Defender Rasmus Ristolainen led the team in shifts (30) and came in at 22:04 on the ice, five seconds behind leader Tyler Ennis. Ristolainen is getting a lot of ice time as a development move, and it’s starting to pay off – he’s taken 47 shots in 437 minutes over 18 games, when in 2013-14 he took a total of 52 in 650 minutes and 34 games. Ristolainen’s focus on playing scoring defense doesn’t appear to be paying off, though – even as he’s taking more shots, it appears from the statistics that he’s playing weaker defense. He’s taking more but allowing more, as well; although his Corsi For% is rising, it’s still weak (43.9%), and more shots are allowed to the defense while he’s on ice than while he’s off ice (reflected in his -9.0 Corsi REL%).

Linus Ullmark's minion-themed mask

Linus Ullmark’s minion-themed mask

Linus Ullmark performed well, allowing 2 goals on 28 shots; the Sabres scored once on 26. Ullmark is 4-3, including a difficult November 5 loss to the Lightning. For a rookie, Ullmark’s 2.39 goals against average is solid – it’s better than Chad Johnson‘s 2.67, and Ullmark has a positive goals saved above average; it remains to be seen whether he’ll maintain his relatively high level of performance. So far, that single period against the Lightning seems to be a deviation. Johnson’s been much more variant.
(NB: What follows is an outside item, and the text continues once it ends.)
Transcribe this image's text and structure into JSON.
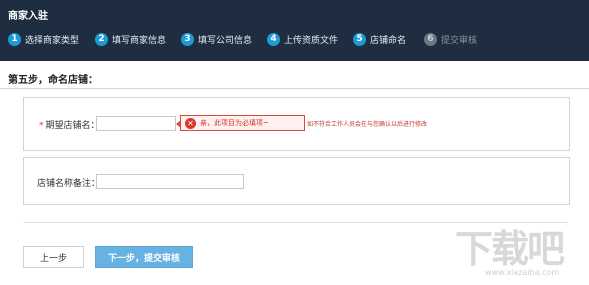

From a development perspective, I like seeing Linus start.

Both Buffalo and Dallas are idle tonight. The Sabres’ next game will be on the 19th at St. Louis.